→ **Dataset records**
......

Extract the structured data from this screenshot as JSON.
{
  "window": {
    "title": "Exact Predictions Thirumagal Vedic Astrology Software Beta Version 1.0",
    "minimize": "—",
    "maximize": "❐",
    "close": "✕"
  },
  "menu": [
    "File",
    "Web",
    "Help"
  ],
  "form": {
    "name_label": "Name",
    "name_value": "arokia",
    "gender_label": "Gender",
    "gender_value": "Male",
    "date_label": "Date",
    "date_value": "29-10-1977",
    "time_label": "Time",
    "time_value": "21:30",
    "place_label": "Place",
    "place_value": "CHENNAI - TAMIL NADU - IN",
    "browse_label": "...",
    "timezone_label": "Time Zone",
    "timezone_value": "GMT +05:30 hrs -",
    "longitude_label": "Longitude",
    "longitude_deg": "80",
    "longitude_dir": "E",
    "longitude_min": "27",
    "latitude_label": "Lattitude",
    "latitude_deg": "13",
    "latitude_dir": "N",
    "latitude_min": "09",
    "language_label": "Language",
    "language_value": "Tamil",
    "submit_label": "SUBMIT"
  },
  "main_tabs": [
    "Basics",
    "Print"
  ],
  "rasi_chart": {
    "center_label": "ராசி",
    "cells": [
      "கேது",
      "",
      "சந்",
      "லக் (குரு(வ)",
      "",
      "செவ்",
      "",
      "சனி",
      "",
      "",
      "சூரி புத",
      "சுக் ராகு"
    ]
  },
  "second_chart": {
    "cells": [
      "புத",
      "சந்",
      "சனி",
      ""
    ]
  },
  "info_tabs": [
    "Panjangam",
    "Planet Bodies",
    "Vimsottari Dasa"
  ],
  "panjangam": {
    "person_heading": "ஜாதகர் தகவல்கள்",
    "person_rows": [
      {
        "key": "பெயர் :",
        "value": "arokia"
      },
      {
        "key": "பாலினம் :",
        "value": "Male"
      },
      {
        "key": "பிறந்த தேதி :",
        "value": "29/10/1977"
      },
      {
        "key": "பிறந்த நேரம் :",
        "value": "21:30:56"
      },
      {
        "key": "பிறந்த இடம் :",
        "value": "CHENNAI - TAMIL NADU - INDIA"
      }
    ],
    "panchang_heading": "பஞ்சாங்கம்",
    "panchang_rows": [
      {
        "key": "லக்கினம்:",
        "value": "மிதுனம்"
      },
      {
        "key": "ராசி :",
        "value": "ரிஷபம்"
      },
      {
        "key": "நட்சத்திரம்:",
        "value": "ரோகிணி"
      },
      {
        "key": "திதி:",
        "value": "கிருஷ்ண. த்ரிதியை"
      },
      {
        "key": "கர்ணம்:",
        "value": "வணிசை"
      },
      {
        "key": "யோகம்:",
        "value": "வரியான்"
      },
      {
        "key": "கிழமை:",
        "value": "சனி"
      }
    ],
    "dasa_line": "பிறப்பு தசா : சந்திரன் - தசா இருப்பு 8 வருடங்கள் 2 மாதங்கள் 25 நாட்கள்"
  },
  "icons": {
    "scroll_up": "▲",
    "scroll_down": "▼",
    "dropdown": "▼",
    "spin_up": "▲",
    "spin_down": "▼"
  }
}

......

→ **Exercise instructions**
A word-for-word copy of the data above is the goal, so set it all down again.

→ **Written response**
Extract the structured data from this screenshot as JSON.
{
  "window": {
    "title": "Exact Predictions Thirumagal Vedic Astrology Software Beta Version 1.0",
    "minimize": "—",
    "maximize": "❐",
    "close": "✕"
  },
  "menu": [
    "File",
    "Web",
    "Help"
  ],
  "form": {
    "name_label": "Name",
    "name_value": "arokia",
    "gender_label": "Gender",
    "gender_value": "Male",
    "date_label": "Date",
    "date_value": "29-10-1977",
    "time_label": "Time",
    "time_value": "21:30",
    "place_label": "Place",
    "place_value": "CHENNAI - TAMIL NADU - IN",
    "browse_label": "...",
    "timezone_label": "Time Zone",
    "timezone_value": "GMT +05:30 hrs -",
    "longitude_label": "Longitude",
    "longitude_deg": "80",
    "longitude_dir": "E",
    "longitude_min": "27",
    "latitude_label": "Lattitude",
    "latitude_deg": "13",
    "latitude_dir": "N",
    "latitude_min": "09",
    "language_label": "Language",
    "language_value": "Tamil",
    "submit_label": "SUBMIT"
  },
  "main_tabs": [
    "Basics",
    "Print"
  ],
  "rasi_chart": {
    "center_label": "ராசி",
    "cells": [
      "கேது",
      "",
      "சந்",
      "லக் (குரு(வ)",
      "",
      "செவ்",
      "",
      "சனி",
      "",
      "",
      "சூரி புத",
      "சுக் ராகு"
    ]
  },
  "second_chart": {
    "cells": [
      "புத",
      "சந்",
      "சனி",
      ""
    ]
  },
  "info_tabs": [
    "Panjangam",
    "Planet Bodies",
    "Vimsottari Dasa"
  ],
  "panjangam": {
    "person_heading": "ஜாதகர் தகவல்கள்",
    "person_rows": [
      {
        "key": "பெயர் :",
        "value": "arokia"
      },
      {
        "key": "பாலினம் :",
        "value": "Male"
      },
      {
        "key": "பிறந்த தேதி :",
        "value": "29/10/1977"
      },
      {
        "key": "பிறந்த நேரம் :",
        "value": "21:30:56"
      },
      {
        "key": "பிறந்த இடம் :",
        "value": "CHENNAI - TAMIL NADU - INDIA"
      }
    ],
    "panchang_heading": "பஞ்சாங்கம்",
    "panchang_rows": [
      {
        "key": "லக்கினம்:",
        "value": "மிதுனம்"
      },
      {
        "key": "ராசி :",
        "value": "ரிஷபம்"
      },
      {
        "key": "நட்சத்திரம்:",
        "value": "ரோகிணி"
      },
      {
        "key": "திதி:",
        "value": "கிருஷ்ண. த்ரிதியை"
      },
      {
        "key": "கர்ணம்:",
        "value": "வணிசை"
      },
      {
        "key": "யோகம்:",
        "value": "வரியான்"
      },
      {
        "key": "கிழமை:",
        "value": "சனி"
      }
    ],
    "dasa_line": "பிறப்பு தசா : சந்திரன் - தசா இருப்பு 8 வருடங்கள் 2 மாதங்கள் 25 நாட்கள்"
  },
  "icons": {
    "scroll_up": "▲",
    "scroll_down": "▼",
    "dropdown": "▼",
    "spin_up": "▲",
    "spin_down": "▼"
  }
}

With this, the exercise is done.